After suffering slower than expected sales in February, Compaq Computer said today it will try to attract more sales with selected, and so far unspecified, price cuts.

After suffering slower than expected sales in February, Compaq Computer said today it will try to attract more sales with selected, and so far unspecified, price cuts.

"While we expected seasonally slower sales in January, February sales have not met anticipated growth levels," said Eckhard Pfeiffer, Compaq's president and CEO, in a written statement.

The company is also going to step up promotional marketing in an attempt to still meet a first quarter sales plan that forecasts nearly $4 billion in sales, 35 percent more than the $2.96 billion reported for the first quarter last year.

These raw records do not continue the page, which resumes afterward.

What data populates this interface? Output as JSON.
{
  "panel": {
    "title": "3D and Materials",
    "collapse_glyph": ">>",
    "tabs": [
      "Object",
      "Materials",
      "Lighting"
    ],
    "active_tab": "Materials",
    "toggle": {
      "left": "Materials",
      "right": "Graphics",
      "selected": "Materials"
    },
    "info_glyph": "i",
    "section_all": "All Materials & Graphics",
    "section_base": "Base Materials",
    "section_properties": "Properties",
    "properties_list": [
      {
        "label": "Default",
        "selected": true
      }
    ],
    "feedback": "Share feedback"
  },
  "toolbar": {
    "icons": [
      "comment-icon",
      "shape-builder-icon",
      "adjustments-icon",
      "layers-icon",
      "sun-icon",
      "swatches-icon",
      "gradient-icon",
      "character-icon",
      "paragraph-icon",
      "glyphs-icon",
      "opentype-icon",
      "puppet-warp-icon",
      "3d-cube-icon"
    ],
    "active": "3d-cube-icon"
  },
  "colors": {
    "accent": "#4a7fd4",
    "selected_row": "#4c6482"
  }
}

The company is also hoping to maintain earnings above the 80 cents per share reported a year ago.

The company said, however, that the cost of additional marketing plus revenue lost to price cuts will probably mean that gross margins will drop below the 21.7 percent that Compaq earned in the fourth quarter. To try and compensate, Compaq will adjust operating expenses to lower levels.

In his prepared statement, Pfeiffer attributed the problems to a higher level of competitive pressure, but said the company had no evidence of a general market slowdown.

Compaq's announcement today echoes a study released earlier this week from Computer Intelligence InfoCorp that reported that all three of the top U.S. systems vendors have been losing market share to newcomers. The market share of the top three--Packard Bell, Apple Computer, and Compaq--declined from 70 percent to 56.6 percent of sales in the fourth calendar quarter of 1995, according to the report.

Apple registered the largest decline, dropping 5.6 percentage points to 11.2 percent of the total retail PC market. Compaq dropped 2.2 points to 17.5 percent while Packard Bell lost 5.4 points with a total of 27.9 percent of the market, according to Computer Intelligence InfoCorp. The report cited Acer and Hewlett-Packard as the two companies that gained the most during the same period.

Pfeiffer said he is confident that the next-generation notebook PCs, Pentium Pro-based desktops and servers, and multimedia consumer PCs the company expects to introduce this year will counter any financial downturn experienced this quarter.